Task details -
Word for word, copy the records that follow.

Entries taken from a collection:
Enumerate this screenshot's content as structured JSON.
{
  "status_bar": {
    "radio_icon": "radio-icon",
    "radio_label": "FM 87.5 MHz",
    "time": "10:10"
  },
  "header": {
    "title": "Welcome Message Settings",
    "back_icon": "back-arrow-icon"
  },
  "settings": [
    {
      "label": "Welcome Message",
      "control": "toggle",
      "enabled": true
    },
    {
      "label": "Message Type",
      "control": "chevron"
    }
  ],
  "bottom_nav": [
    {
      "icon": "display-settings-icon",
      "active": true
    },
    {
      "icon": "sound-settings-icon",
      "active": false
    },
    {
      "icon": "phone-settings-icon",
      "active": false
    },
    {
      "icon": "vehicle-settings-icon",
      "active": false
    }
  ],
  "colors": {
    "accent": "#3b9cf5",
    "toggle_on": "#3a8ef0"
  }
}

Solution for this exercise -
Enumerate this screenshot's content as structured JSON.
{
  "status_bar": {
    "radio_icon": "radio-icon",
    "radio_label": "FM 87.5 MHz",
    "time": "10:10"
  },
  "header": {
    "title": "Welcome Message Settings",
    "back_icon": "back-arrow-icon"
  },
  "settings": [
    {
      "label": "Welcome Message",
      "control": "toggle",
      "enabled": true
    },
    {
      "label": "Message Type",
      "control": "chevron"
    }
  ],
  "bottom_nav": [
    {
      "icon": "display-settings-icon",
      "active": true
    },
    {
      "icon": "sound-settings-icon",
      "active": false
    },
    {
      "icon": "phone-settings-icon",
      "active": false
    },
    {
      "icon": "vehicle-settings-icon",
      "active": false
    }
  ],
  "colors": {
    "accent": "#3b9cf5",
    "toggle_on": "#3a8ef0"
  }
}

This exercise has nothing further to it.